## Entries from a dataset of interfaces
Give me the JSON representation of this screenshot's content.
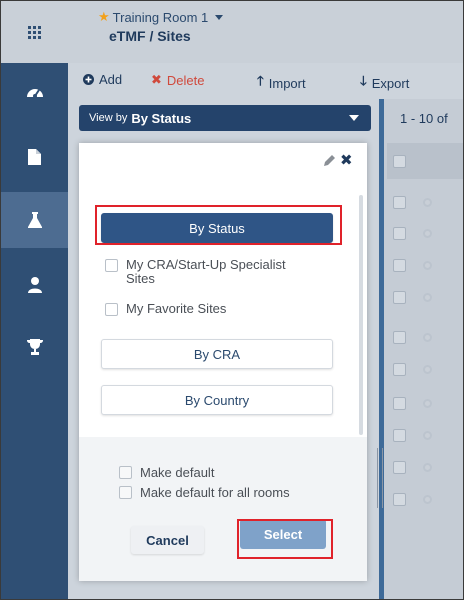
{
  "header": {
    "room_name": "Training Room 1",
    "breadcrumb": "eTMF / Sites"
  },
  "toolbar": {
    "add_label": "Add",
    "delete_label": "Delete",
    "import_label": "Import",
    "export_label": "Export"
  },
  "viewby": {
    "prefix": "View by",
    "value": "By Status"
  },
  "grid": {
    "range_label": "1 - 10 of"
  },
  "popup": {
    "options": [
      {
        "label": "By Status",
        "selected": true
      },
      {
        "label": "My CRA/Start-Up Specialist Sites"
      },
      {
        "label": "My Favorite Sites"
      },
      {
        "label": "By CRA"
      },
      {
        "label": "By Country"
      }
    ],
    "make_default_label": "Make default",
    "make_default_all_label": "Make default for all rooms",
    "cancel_label": "Cancel",
    "select_label": "Select"
  },
  "colors": {
    "nav_rail": "#2f4f74",
    "accent_primary": "#2f5586",
    "select_button": "#7fa2c9",
    "highlight_box": "#e0222a",
    "delete_red": "#d0493c",
    "favorite_star": "#f2a11b"
  },
  "icons": {
    "rail": [
      "apps-grid-icon",
      "dashboard-gauge-icon",
      "document-icon",
      "flask-icon",
      "user-icon",
      "trophy-icon"
    ],
    "toolbar": [
      "plus-circle-icon",
      "x-icon",
      "arrow-up-icon",
      "arrow-down-icon"
    ]
  }
}
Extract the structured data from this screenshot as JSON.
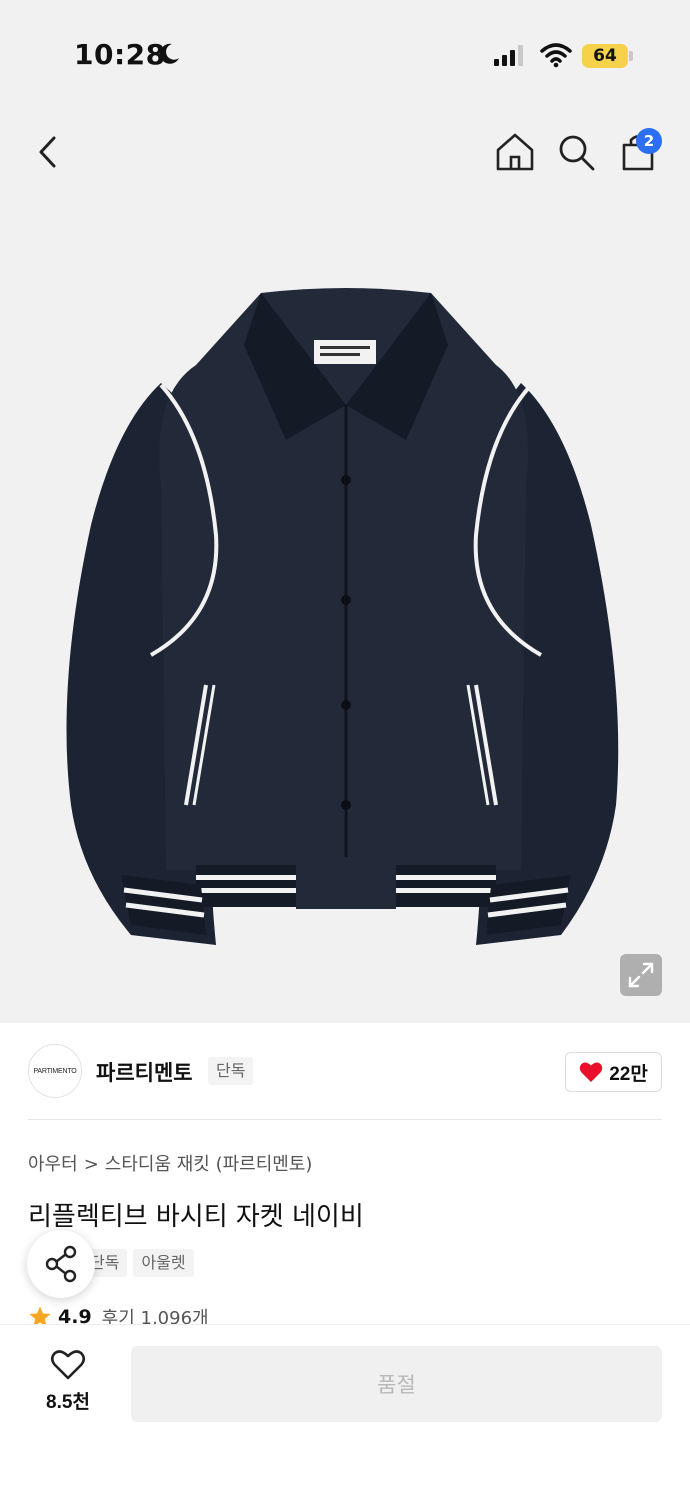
{
  "status_bar": {
    "time": "10:28",
    "battery": "64"
  },
  "nav": {
    "cart_count": "2"
  },
  "brand": {
    "logo_text": "PARTIMENTO",
    "name": "파르티멘토",
    "exclusive_tag": "단독",
    "like_count": "22만"
  },
  "product": {
    "breadcrumb": [
      "아우터",
      ">",
      "스타디움 재킷 (파르티멘토)"
    ],
    "title": "리플렉티브 바시티 자켓 네이비",
    "tags": [
      "단독",
      "아울렛"
    ],
    "rating": "4.9",
    "reviews": "후기 1,096개"
  },
  "bottom_bar": {
    "wish_count": "8.5천",
    "buy_label": "품절"
  },
  "colors": {
    "badge": "#2b6ff2",
    "heart": "#e8102a",
    "star": "#f5a623",
    "jacket": "#1c2333"
  }
}
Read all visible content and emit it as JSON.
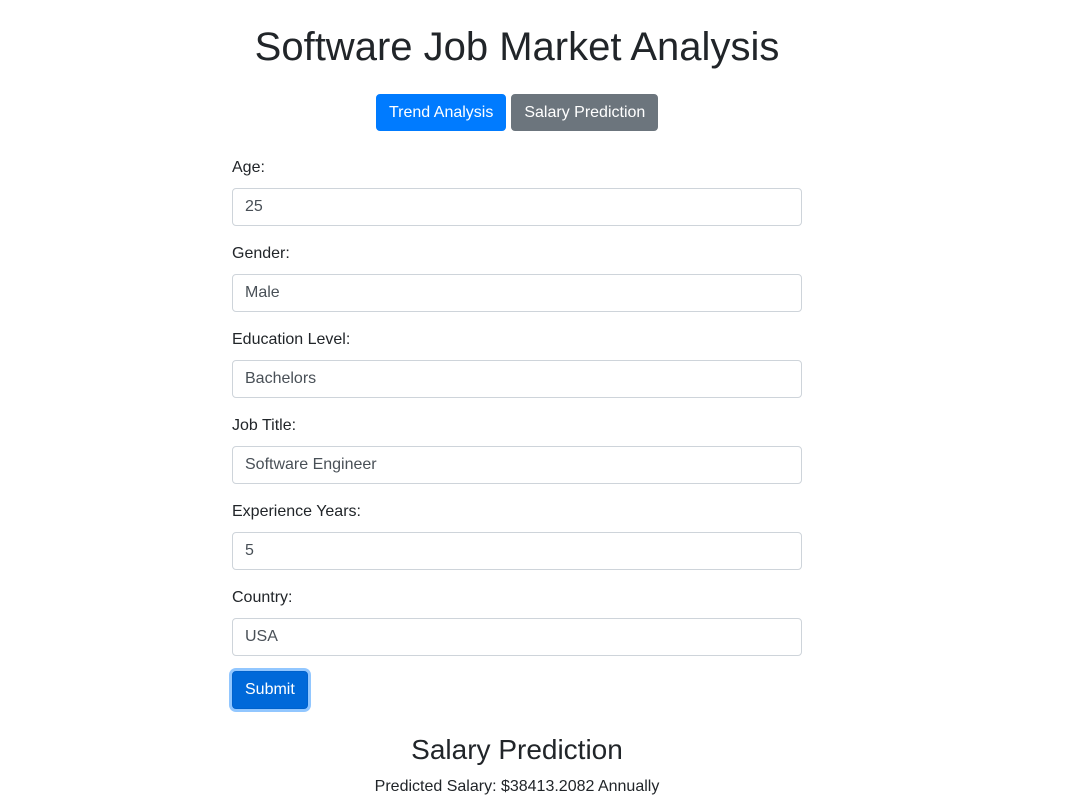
{
  "header": {
    "title": "Software Job Market Analysis"
  },
  "nav": {
    "trend_label": "Trend Analysis",
    "salary_label": "Salary Prediction"
  },
  "form": {
    "age": {
      "label": "Age:",
      "value": "25"
    },
    "gender": {
      "label": "Gender:",
      "value": "Male"
    },
    "education": {
      "label": "Education Level:",
      "value": "Bachelors"
    },
    "job_title": {
      "label": "Job Title:",
      "value": "Software Engineer"
    },
    "experience": {
      "label": "Experience Years:",
      "value": "5"
    },
    "country": {
      "label": "Country:",
      "value": "USA"
    },
    "submit_label": "Submit"
  },
  "result": {
    "title": "Salary Prediction",
    "text": "Predicted Salary: $38413.2082 Annually"
  },
  "colors": {
    "primary": "#007bff",
    "secondary": "#6c757d",
    "submit_active": "#0069d9"
  }
}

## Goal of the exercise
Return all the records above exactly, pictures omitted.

## Response for this exercise
Give me the JSON representation of this screenshot's content.
{
  "header": {
    "room_name": "Training Room 1",
    "breadcrumb": "eTMF / Sites"
  },
  "toolbar": {
    "add_label": "Add",
    "delete_label": "Delete",
    "import_label": "Import",
    "export_label": "Export"
  },
  "viewby": {
    "prefix": "View by",
    "value": "By Status"
  },
  "grid": {
    "range_label": "1 - 10 of"
  },
  "popup": {
    "options": [
      {
        "label": "By Status",
        "selected": true
      },
      {
        "label": "My CRA/Start-Up Specialist Sites"
      },
      {
        "label": "My Favorite Sites"
      },
      {
        "label": "By CRA"
      },
      {
        "label": "By Country"
      }
    ],
    "make_default_label": "Make default",
    "make_default_all_label": "Make default for all rooms",
    "cancel_label": "Cancel",
    "select_label": "Select"
  },
  "colors": {
    "nav_rail": "#2f4f74",
    "accent_primary": "#2f5586",
    "select_button": "#7fa2c9",
    "highlight_box": "#e0222a",
    "delete_red": "#d0493c",
    "favorite_star": "#f2a11b"
  },
  "icons": {
    "rail": [
      "apps-grid-icon",
      "dashboard-gauge-icon",
      "document-icon",
      "flask-icon",
      "user-icon",
      "trophy-icon"
    ],
    "toolbar": [
      "plus-circle-icon",
      "x-icon",
      "arrow-up-icon",
      "arrow-down-icon"
    ]
  }
}
Extract the structured data from this screenshot as JSON.
{
  "status_bar": {
    "time": "10:28",
    "battery": "64"
  },
  "nav": {
    "cart_count": "2"
  },
  "brand": {
    "logo_text": "PARTIMENTO",
    "name": "파르티멘토",
    "exclusive_tag": "단독",
    "like_count": "22만"
  },
  "product": {
    "breadcrumb": [
      "아우터",
      ">",
      "스타디움 재킷 (파르티멘토)"
    ],
    "title": "리플렉티브 바시티 자켓 네이비",
    "tags": [
      "단독",
      "아울렛"
    ],
    "rating": "4.9",
    "reviews": "후기 1,096개"
  },
  "bottom_bar": {
    "wish_count": "8.5천",
    "buy_label": "품절"
  },
  "colors": {
    "badge": "#2b6ff2",
    "heart": "#e8102a",
    "star": "#f5a623",
    "jacket": "#1c2333"
  }
}
Read all visible content and emit it as JSON.
{
  "header": {
    "title": "Software Job Market Analysis"
  },
  "nav": {
    "trend_label": "Trend Analysis",
    "salary_label": "Salary Prediction"
  },
  "form": {
    "age": {
      "label": "Age:",
      "value": "25"
    },
    "gender": {
      "label": "Gender:",
      "value": "Male"
    },
    "education": {
      "label": "Education Level:",
      "value": "Bachelors"
    },
    "job_title": {
      "label": "Job Title:",
      "value": "Software Engineer"
    },
    "experience": {
      "label": "Experience Years:",
      "value": "5"
    },
    "country": {
      "label": "Country:",
      "value": "USA"
    },
    "submit_label": "Submit"
  },
  "result": {
    "title": "Salary Prediction",
    "text": "Predicted Salary: $38413.2082 Annually"
  },
  "colors": {
    "primary": "#007bff",
    "secondary": "#6c757d",
    "submit_active": "#0069d9"
  }
}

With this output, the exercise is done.